Over the last two decades Cassandra Wilson has emerged as one of the most celebrated jazz singers in the worldand with one album a year since 1985, she also ranks as one of the most prolific. Because of her openness to experimentation with grooves and repertoire, Wilson's work over the years has expanded our definition of what vocal jazz isand perhaps in some ways has called into question whether vocal jazz has any defining characteristics at all.
The through line to Wilson's work is the masterful application of her profoundly resonant voice to whatever musical undertaking lies before her, be it a Hank Williams tune, a free improvisation or a Miles Davis composition. Every song originates deep in her chest, close to the heart, and her performances are stripped bare of any spectacles of showmanship. You will find no wounded wailings, dramatic embellishments or abrupt exultations here. And yet her songs are packed with emotion.
There are lots of singers whose innately emotive voices drive their performances: Billie Holiday surely and, more contemporarily, Amy Winehouse, who fascinate for their ability to stand on the brink of destruction and describe the view. In her music Wilson, too, speaks truthfully about loss, not as one who threatens to succumb to it, but as one who can face it down. Thus the "Strange Fruit" she delivers on the Grammy
-winning CD, New Moon Daughter
(Blue Note, 1996) is not the beseeching cry for justice that Billie Holiday gave us in 1939 but rather the visceral testimony of an eyewitness. To today's listener, for whom real-life lynching is safely tucked away in history's closet, this rendition can be more shockingand more confrontationalthan Holiday's original. In this cut a resolute, but hardly resigned, Wilson begs the question, "Is history really so safely tucked away?" Thus Wilson has modernized the song's message and personalized it for a new generation of listeners.Loverly
(2008), Wilson's seventh album for Blue Note since her debut on the label in 1993 with Blue Light 'Til Dawn
(a syncretic mix of pop, blues, jazz and country), is her first all-new standards recording in twenty years. The album represents a departure from the expert but more conventional treatment of standards heard on Blue Skies
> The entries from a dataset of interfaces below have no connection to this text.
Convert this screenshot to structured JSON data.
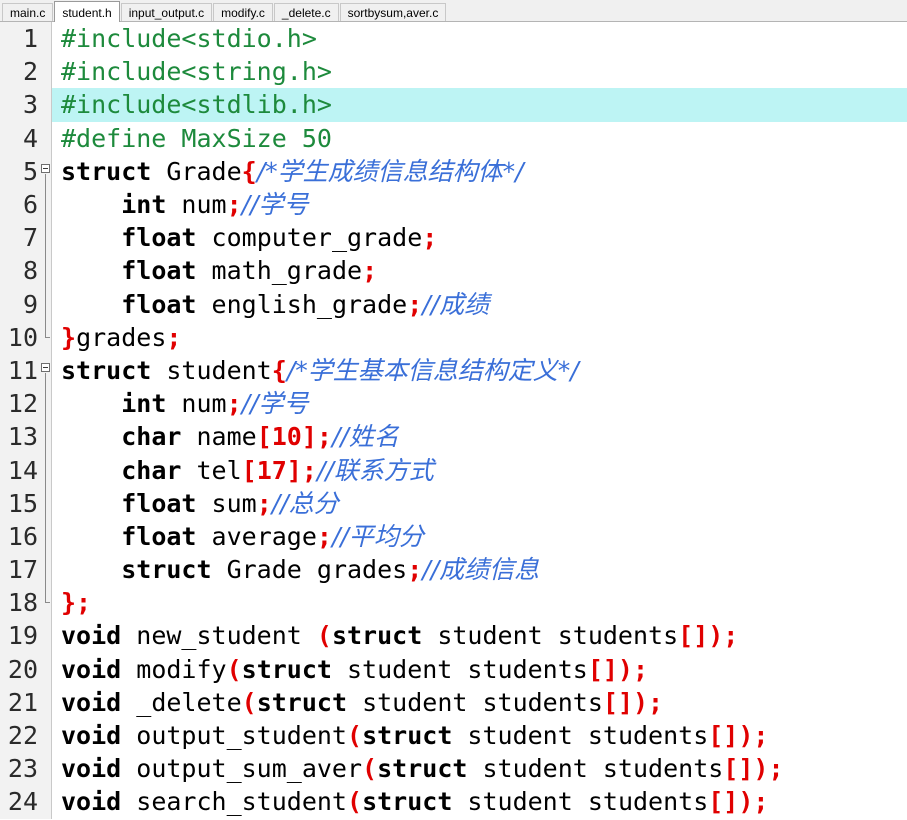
{
  "tabs": [
    {
      "label": "main.c",
      "active": false
    },
    {
      "label": "student.h",
      "active": true
    },
    {
      "label": "input_output.c",
      "active": false
    },
    {
      "label": "modify.c",
      "active": false
    },
    {
      "label": "_delete.c",
      "active": false
    },
    {
      "label": "sortbysum,aver.c",
      "active": false
    }
  ],
  "colors": {
    "preprocessor": "#1d8a3c",
    "keyword": "#000000",
    "punctuation": "#e00000",
    "comment": "#3a6fd8",
    "identifier": "#000000",
    "current_line_highlight": "#bdf4f4",
    "gutter_background": "#f2f2f2",
    "tabbar_background": "#f0f0f0",
    "editor_background": "#ffffff"
  },
  "editor": {
    "current_line": 3,
    "fold_regions": [
      {
        "start": 5,
        "end": 10
      },
      {
        "start": 11,
        "end": 18
      }
    ],
    "lines": [
      {
        "n": "1",
        "tokens": [
          {
            "t": "#include<stdio.h>",
            "c": "pp"
          }
        ]
      },
      {
        "n": "2",
        "tokens": [
          {
            "t": "#include<string.h>",
            "c": "pp"
          }
        ]
      },
      {
        "n": "3",
        "tokens": [
          {
            "t": "#include<stdlib.h>",
            "c": "pp"
          }
        ]
      },
      {
        "n": "4",
        "tokens": [
          {
            "t": "#define MaxSize 50",
            "c": "pp"
          }
        ]
      },
      {
        "n": "5",
        "tokens": [
          {
            "t": "struct",
            "c": "kw"
          },
          {
            "t": " Grade",
            "c": "id"
          },
          {
            "t": "{",
            "c": "pun"
          },
          {
            "t": "/*学生成绩信息结构体*/",
            "c": "cm cjk"
          }
        ]
      },
      {
        "n": "6",
        "tokens": [
          {
            "t": "    ",
            "c": "id"
          },
          {
            "t": "int",
            "c": "kw"
          },
          {
            "t": " num",
            "c": "id"
          },
          {
            "t": ";",
            "c": "pun"
          },
          {
            "t": "//学号",
            "c": "cm cjk"
          }
        ]
      },
      {
        "n": "7",
        "tokens": [
          {
            "t": "    ",
            "c": "id"
          },
          {
            "t": "float",
            "c": "kw"
          },
          {
            "t": " computer_grade",
            "c": "id"
          },
          {
            "t": ";",
            "c": "pun"
          }
        ]
      },
      {
        "n": "8",
        "tokens": [
          {
            "t": "    ",
            "c": "id"
          },
          {
            "t": "float",
            "c": "kw"
          },
          {
            "t": " math_grade",
            "c": "id"
          },
          {
            "t": ";",
            "c": "pun"
          }
        ]
      },
      {
        "n": "9",
        "tokens": [
          {
            "t": "    ",
            "c": "id"
          },
          {
            "t": "float",
            "c": "kw"
          },
          {
            "t": " english_grade",
            "c": "id"
          },
          {
            "t": ";",
            "c": "pun"
          },
          {
            "t": "//成绩",
            "c": "cm cjk"
          }
        ]
      },
      {
        "n": "10",
        "tokens": [
          {
            "t": "}",
            "c": "pun"
          },
          {
            "t": "grades",
            "c": "id"
          },
          {
            "t": ";",
            "c": "pun"
          }
        ]
      },
      {
        "n": "11",
        "tokens": [
          {
            "t": "struct",
            "c": "kw"
          },
          {
            "t": " student",
            "c": "id"
          },
          {
            "t": "{",
            "c": "pun"
          },
          {
            "t": "/*学生基本信息结构定义*/",
            "c": "cm cjk"
          }
        ]
      },
      {
        "n": "12",
        "tokens": [
          {
            "t": "    ",
            "c": "id"
          },
          {
            "t": "int",
            "c": "kw"
          },
          {
            "t": " num",
            "c": "id"
          },
          {
            "t": ";",
            "c": "pun"
          },
          {
            "t": "//学号",
            "c": "cm cjk"
          }
        ]
      },
      {
        "n": "13",
        "tokens": [
          {
            "t": "    ",
            "c": "id"
          },
          {
            "t": "char",
            "c": "kw"
          },
          {
            "t": " name",
            "c": "id"
          },
          {
            "t": "[10]",
            "c": "pun"
          },
          {
            "t": ";",
            "c": "pun"
          },
          {
            "t": "//姓名",
            "c": "cm cjk"
          }
        ]
      },
      {
        "n": "14",
        "tokens": [
          {
            "t": "    ",
            "c": "id"
          },
          {
            "t": "char",
            "c": "kw"
          },
          {
            "t": " tel",
            "c": "id"
          },
          {
            "t": "[17]",
            "c": "pun"
          },
          {
            "t": ";",
            "c": "pun"
          },
          {
            "t": "//联系方式",
            "c": "cm cjk"
          }
        ]
      },
      {
        "n": "15",
        "tokens": [
          {
            "t": "    ",
            "c": "id"
          },
          {
            "t": "float",
            "c": "kw"
          },
          {
            "t": " sum",
            "c": "id"
          },
          {
            "t": ";",
            "c": "pun"
          },
          {
            "t": "//总分",
            "c": "cm cjk"
          }
        ]
      },
      {
        "n": "16",
        "tokens": [
          {
            "t": "    ",
            "c": "id"
          },
          {
            "t": "float",
            "c": "kw"
          },
          {
            "t": " average",
            "c": "id"
          },
          {
            "t": ";",
            "c": "pun"
          },
          {
            "t": "//平均分",
            "c": "cm cjk"
          }
        ]
      },
      {
        "n": "17",
        "tokens": [
          {
            "t": "    ",
            "c": "id"
          },
          {
            "t": "struct",
            "c": "kw"
          },
          {
            "t": " Grade grades",
            "c": "id"
          },
          {
            "t": ";",
            "c": "pun"
          },
          {
            "t": "//成绩信息",
            "c": "cm cjk"
          }
        ]
      },
      {
        "n": "18",
        "tokens": [
          {
            "t": "};",
            "c": "pun"
          }
        ]
      },
      {
        "n": "19",
        "tokens": [
          {
            "t": "void",
            "c": "kw"
          },
          {
            "t": " new_student ",
            "c": "id"
          },
          {
            "t": "(",
            "c": "pun"
          },
          {
            "t": "struct",
            "c": "kw"
          },
          {
            "t": " student students",
            "c": "id"
          },
          {
            "t": "[]);",
            "c": "pun"
          }
        ]
      },
      {
        "n": "20",
        "tokens": [
          {
            "t": "void",
            "c": "kw"
          },
          {
            "t": " modify",
            "c": "id"
          },
          {
            "t": "(",
            "c": "pun"
          },
          {
            "t": "struct",
            "c": "kw"
          },
          {
            "t": " student students",
            "c": "id"
          },
          {
            "t": "[]);",
            "c": "pun"
          }
        ]
      },
      {
        "n": "21",
        "tokens": [
          {
            "t": "void",
            "c": "kw"
          },
          {
            "t": " _delete",
            "c": "id"
          },
          {
            "t": "(",
            "c": "pun"
          },
          {
            "t": "struct",
            "c": "kw"
          },
          {
            "t": " student students",
            "c": "id"
          },
          {
            "t": "[]);",
            "c": "pun"
          }
        ]
      },
      {
        "n": "22",
        "tokens": [
          {
            "t": "void",
            "c": "kw"
          },
          {
            "t": " output_student",
            "c": "id"
          },
          {
            "t": "(",
            "c": "pun"
          },
          {
            "t": "struct",
            "c": "kw"
          },
          {
            "t": " student students",
            "c": "id"
          },
          {
            "t": "[]);",
            "c": "pun"
          }
        ]
      },
      {
        "n": "23",
        "tokens": [
          {
            "t": "void",
            "c": "kw"
          },
          {
            "t": " output_sum_aver",
            "c": "id"
          },
          {
            "t": "(",
            "c": "pun"
          },
          {
            "t": "struct",
            "c": "kw"
          },
          {
            "t": " student students",
            "c": "id"
          },
          {
            "t": "[]);",
            "c": "pun"
          }
        ]
      },
      {
        "n": "24",
        "tokens": [
          {
            "t": "void",
            "c": "kw"
          },
          {
            "t": " search_student",
            "c": "id"
          },
          {
            "t": "(",
            "c": "pun"
          },
          {
            "t": "struct",
            "c": "kw"
          },
          {
            "t": " student students",
            "c": "id"
          },
          {
            "t": "[]);",
            "c": "pun"
          }
        ]
      }
    ]
  }
}
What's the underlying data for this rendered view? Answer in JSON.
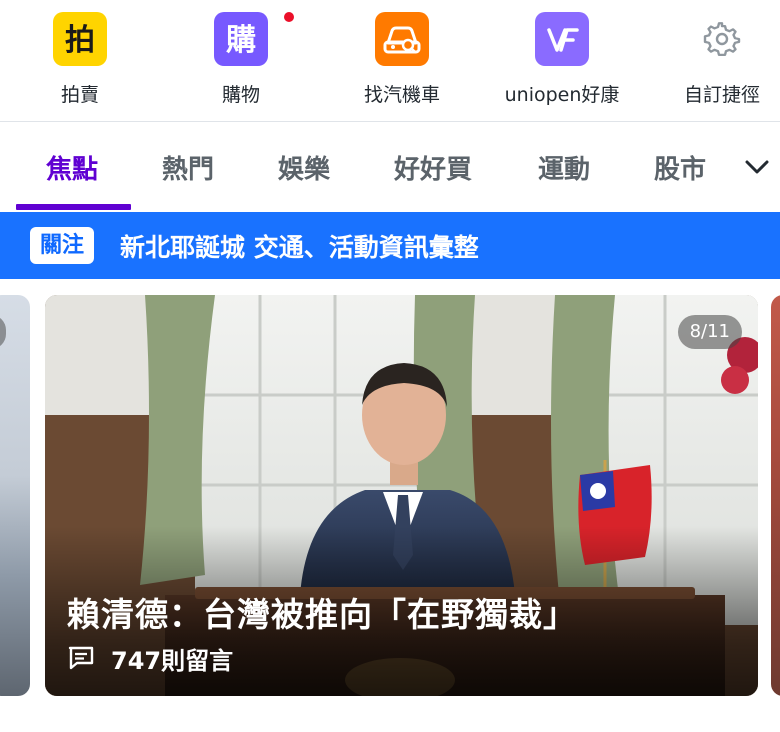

in 1988; this departure is as much about Wilson's artistic deepening as it is about stylistic choices.
"I needed to have an understanding of what was happening in [jazz] when it was first being born," Wilson explained. "That led me to Congo Square [in New Orleans] and thoughts about [voodoo leader] Marie Laveau, because you rarely make the connection between the voodoo ceremonies at Bayou St. John and at Congo Square and jazz. We know that that's the precursor of jazz music, but it's rare that you have people digging deep inside of that and understanding what that connection is. There's more of an emphasis I think on the marching music tradition and the European contribution to the musicwhich is really fascinating harmony and melodiesand they're a very important component. But what I've found in my studies through the years was that there was not as much emphasis on what happened rhythmically and what kind of invention can happen with rhythm."
Wilson brought her interest in the rhythmic origins of jazz to the table when she and Bruce Lundvall, CEO and President of Blue Note Label Group, first began discussing a standards album. "We kinda had the idea at the same time, the great idea to revisit some of that repertoire," Wilson said. The basic concept established, Lundvall gave Wilson a list of possible tunes and she worked with bassist Lonnie Plaxico to whittle down the number to those that "really resonated with me and that I could really get inside of and express." At the time, Wilson had long been working with Lekan Babalola, a Yoruba percussionist originally from Lagos, Nigeria. Babalola's expansive catalogue of rhythmic patterns proved to be the linchpin between the forgotten African roots of jazz and the album's modern American repertoire. "I had been doing a lot of work on conceptualizing the approaches and we asked the question, 'What would this music sound like if we gave it African drumming?'" Wilson said of the decision to use Yoruba percussion.
The Yoruba musical tradition is not new to North America; Yoruba sacred drumming is also part of the Cuban music of Santaria. In the West, Cubans "are the ones who probably held the Yoruba spiritual tradition. They're the ones in the Western hemisphere who are perhaps closest to it," Wilson asserts. (The only original on the album, "Arere," derives from a Yoruba song that Wilson first heard on a Cuban recording.)